Lightly brush steaks with oil and season with salt, pepper, and chopped herbs, if you wish. Grill both sides just until steaks are hot and edges golden but still somewhat firm.
Serve with Roasted Ratatouille spooned overtop, or spread with Kale and Walnut Pesto (see recipe) and a smattering of cheese. Or serve with shredded fresh garden greens and tahini lemon dressing drizzled overtop with chopped nuts. There are so many variations and possibilities, I no longer moan when they suddenly appear in epic glory.
Tip: Can be refrigerated for several days, or freeze in small containers for a couple of months.
Ratatouille has a myriad of uses, especially when prepared in fine dice as done here. Spoon onto crostini and top with crumbled goats’ cheese as an appetizer. Add to a saucepan along with enough stock and serve hot as a soup with ziti pasta noodles. It’s delicious chilled and served at a picnic. The possibilities are endless.
Preheat oven to 500 F (260 C). Position oven rack at top level. Lightly oil large baking sheet and set aside.
In large bowl, combine chopped onion, garlic, bell peppers, and zucchini. Drizzle with 2 Tbsp (30 mL) olive oil, and sprinkle with a little sea salt and freshly ground black pepper. Toss to coat evenly, and spread out in single layer on prepared baking sheet. Bake on top rack in preheated oven for 20 minutes. Stir occasionally for even roasting. (Be careful when opening oven, as escaping steam from roasting vegetables can scald.)
Meanwhile, to release some of the bitter juices from eggplant, toss with salt and place in sieve. Top with plate just small enough to fit snugly inside sieve. Place a weight on top, such as 28 oz (796 mL) can tomatoes. Place in sink to drain for 30 minutes. Remove plate. Rinse eggplant thoroughly with cold running water to remove salt, and pat cubes dry with paper towelling.
Place in large, heavy saucepan along with oven-roasted vegetables, stock, tomatoes, and seasonings. Cover. Simmer over medium-low heat with lid ajar for 15 to 20 minutes, stirring occasionally, until vegetables are done as you like.
Serve immediately, or bring to room temperature. Cover and refrigerate overnight for flavours to blend. Excellent served hot or cold with fresh arugula and shavings of Parmesan.

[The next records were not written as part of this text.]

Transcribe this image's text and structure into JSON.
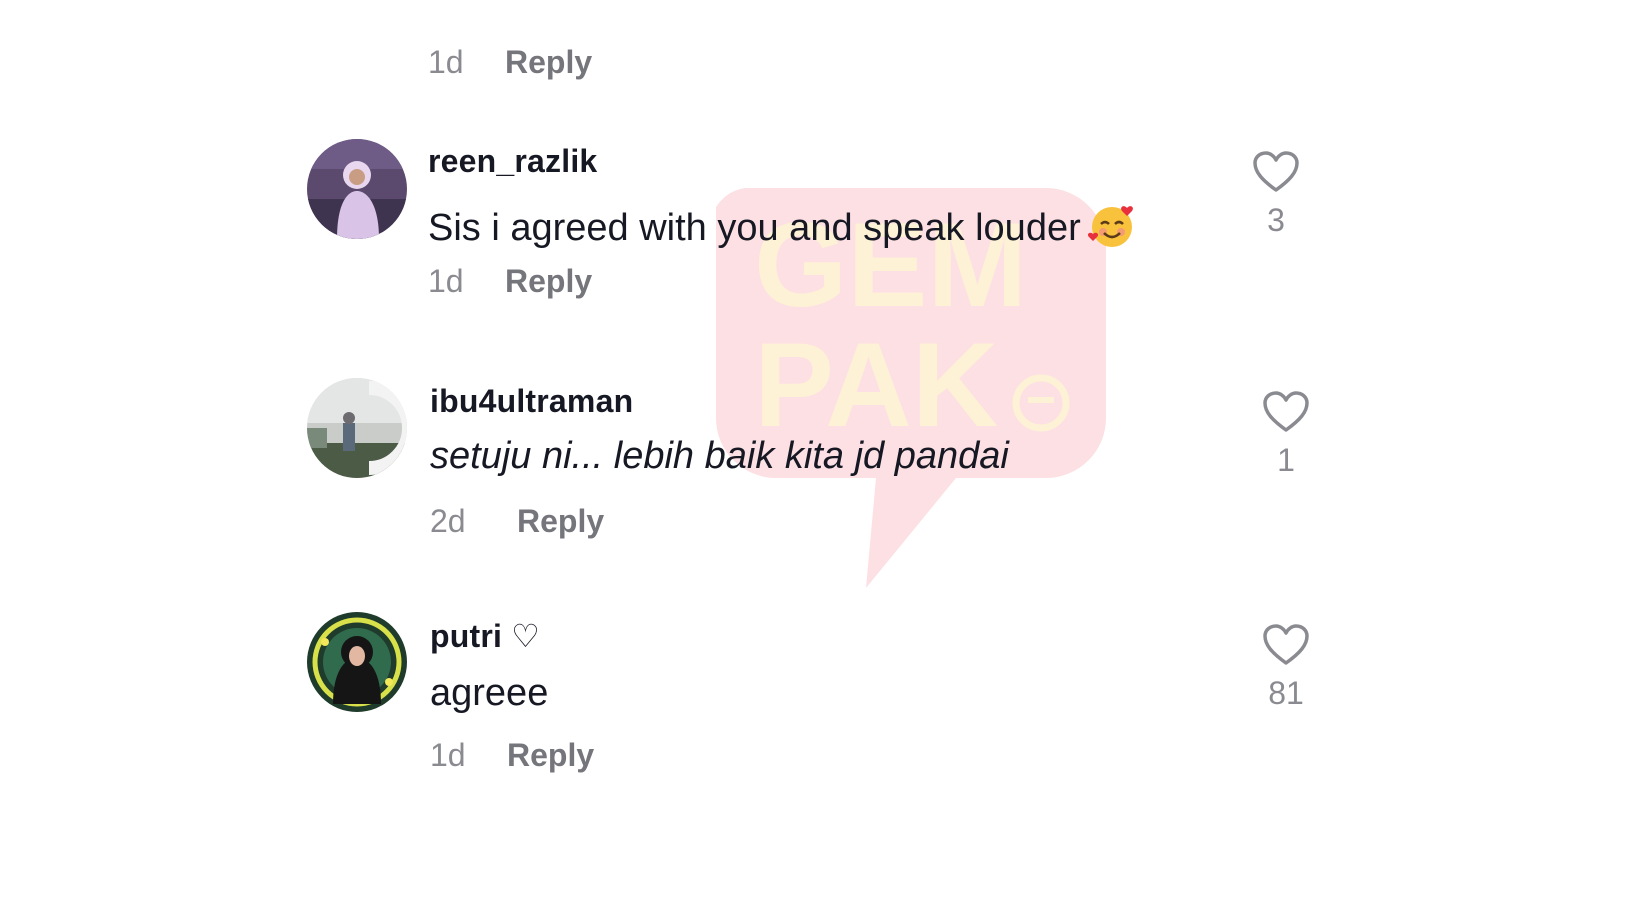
{
  "watermark": {
    "line1": "GEM",
    "line2": "PAK"
  },
  "top_fragment": {
    "time": "1d",
    "reply": "Reply"
  },
  "comments": [
    {
      "username": "reen_razlik",
      "text": "Sis i agreed with you and speak louder",
      "emoji": "smiling-face-with-hearts",
      "time": "1d",
      "reply": "Reply",
      "likes": "3"
    },
    {
      "username": "ibu4ultraman",
      "text": "setuju ni... lebih baik kita jd pandai",
      "time": "2d",
      "reply": "Reply",
      "likes": "1"
    },
    {
      "username": "putri ♡",
      "text": "agreee",
      "time": "1d",
      "reply": "Reply",
      "likes": "81"
    }
  ],
  "colors": {
    "text": "#161823",
    "muted": "#8a8b91",
    "reply": "#75767c",
    "watermark_bg": "#fde0e3",
    "watermark_text": "#fdf1d6"
  }
}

This recipe is part of the Growing a Dream collection.
Ever thought about making burgers as an appetizer or as a potluck meal for friends and family? Try making your favourite burger into bite-sized portions. They might be small in size, but they won’t be small in flavour. These burgers also pair well with a Greek salad for a delicious mid-week lunch or dinner. Fresh is best Squeeze fresh lemon on patties while cooking to give them the fresh zing of citrus.
What worldwide vacation is complete without a stop in Italy? Dad won’t miss the meat in this flavourful mushroom alternative complete with Italian spices and a zesty vegetable tapenade. Portobellos have a uniquely “meaty” texture and act as a sponge to lock in loads of flavour. This meaty plant-based burger is sure to become a favourite—even with any meat-lovers in your life. Custom-made! Don’t be afraid to customize your burger buns to fit your patties. If your bun’s too big, trim off excess and save the trimmed bits of bread, but don’t discard. Instead, cut into small cubes; drizzle with some olive oil, sea salt, and seasonings of choice; bake at 350 F (180 C) for 10 to 15 minutes, and you’ll have delicious homemade croutons for use in soups and salads throughout the week.

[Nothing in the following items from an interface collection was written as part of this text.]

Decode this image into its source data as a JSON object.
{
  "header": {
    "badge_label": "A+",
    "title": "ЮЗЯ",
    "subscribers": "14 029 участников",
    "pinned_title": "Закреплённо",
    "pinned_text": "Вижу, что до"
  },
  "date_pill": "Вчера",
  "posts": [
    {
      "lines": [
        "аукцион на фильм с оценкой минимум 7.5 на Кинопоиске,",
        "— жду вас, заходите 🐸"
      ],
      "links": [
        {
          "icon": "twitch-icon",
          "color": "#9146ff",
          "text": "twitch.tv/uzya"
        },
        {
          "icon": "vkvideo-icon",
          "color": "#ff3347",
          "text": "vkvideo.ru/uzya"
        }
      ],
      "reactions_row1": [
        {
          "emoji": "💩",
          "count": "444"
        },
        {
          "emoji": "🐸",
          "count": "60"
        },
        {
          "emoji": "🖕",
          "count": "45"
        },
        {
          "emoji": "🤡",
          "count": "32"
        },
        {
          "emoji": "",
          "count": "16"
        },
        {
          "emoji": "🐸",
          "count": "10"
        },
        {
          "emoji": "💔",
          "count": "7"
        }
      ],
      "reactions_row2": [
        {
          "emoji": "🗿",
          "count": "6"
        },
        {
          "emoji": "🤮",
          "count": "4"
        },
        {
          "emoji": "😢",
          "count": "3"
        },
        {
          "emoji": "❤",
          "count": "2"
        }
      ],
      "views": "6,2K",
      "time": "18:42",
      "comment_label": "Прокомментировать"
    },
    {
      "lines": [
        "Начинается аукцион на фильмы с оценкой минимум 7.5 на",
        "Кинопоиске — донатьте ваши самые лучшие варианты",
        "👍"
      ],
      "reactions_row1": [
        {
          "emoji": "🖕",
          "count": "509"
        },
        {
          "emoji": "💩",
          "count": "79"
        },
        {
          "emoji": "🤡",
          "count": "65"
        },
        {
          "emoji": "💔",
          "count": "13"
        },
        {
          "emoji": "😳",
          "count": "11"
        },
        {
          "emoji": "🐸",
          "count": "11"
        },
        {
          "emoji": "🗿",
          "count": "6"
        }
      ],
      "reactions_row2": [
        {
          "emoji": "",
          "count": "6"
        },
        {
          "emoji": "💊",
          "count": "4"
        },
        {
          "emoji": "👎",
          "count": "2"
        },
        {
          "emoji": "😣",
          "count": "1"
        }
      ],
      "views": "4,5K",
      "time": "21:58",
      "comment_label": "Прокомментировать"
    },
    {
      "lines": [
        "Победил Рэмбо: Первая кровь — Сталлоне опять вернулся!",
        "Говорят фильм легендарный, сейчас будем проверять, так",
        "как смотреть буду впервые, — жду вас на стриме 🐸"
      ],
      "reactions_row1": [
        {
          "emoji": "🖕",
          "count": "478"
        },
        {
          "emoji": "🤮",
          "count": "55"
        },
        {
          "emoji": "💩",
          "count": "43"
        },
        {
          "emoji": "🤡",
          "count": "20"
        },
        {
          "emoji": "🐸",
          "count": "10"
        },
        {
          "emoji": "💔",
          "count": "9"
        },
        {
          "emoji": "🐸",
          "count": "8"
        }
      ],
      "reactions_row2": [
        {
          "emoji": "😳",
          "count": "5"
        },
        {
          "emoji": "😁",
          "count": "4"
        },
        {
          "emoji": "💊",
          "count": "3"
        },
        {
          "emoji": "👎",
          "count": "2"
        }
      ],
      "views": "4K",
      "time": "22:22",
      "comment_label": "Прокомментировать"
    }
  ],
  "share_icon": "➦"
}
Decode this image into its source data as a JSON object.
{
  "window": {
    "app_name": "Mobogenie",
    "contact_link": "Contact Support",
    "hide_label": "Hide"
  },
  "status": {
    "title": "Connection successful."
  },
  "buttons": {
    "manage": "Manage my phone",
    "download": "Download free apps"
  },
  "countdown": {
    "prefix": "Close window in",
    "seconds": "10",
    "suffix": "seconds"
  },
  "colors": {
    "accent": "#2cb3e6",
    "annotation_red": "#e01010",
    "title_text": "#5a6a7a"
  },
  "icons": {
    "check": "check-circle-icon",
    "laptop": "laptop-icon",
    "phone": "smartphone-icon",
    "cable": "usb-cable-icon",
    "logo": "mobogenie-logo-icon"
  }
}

Next stop, Asia! This shrimp burger combines classic Asian flavours with unique toppings for rich umami flavour with the saltiness of the ocean. Whether served on a bun or over rice in a more traditional Asian-style meal, try some unique miso yogurt or wasabi mayo dressing for a fabulous flavour bomb. Keep those burgers juicy Place raw patties on a plate or tray, and cover and freeze or refrigerate for 15 to 30 minutes to keep them together and to lock in moisture.
While on your burger journey, visit Jamaica, where you’ll find the spicy jerk flavours native to this beautiful island. Maple syrup adds a unique, sticky sweetness, while fresh lime juice highlights the fresh, tangy flavours of the Caribbean. Try making your own jerk seasoning or purchase store-bought for an easy shortcut.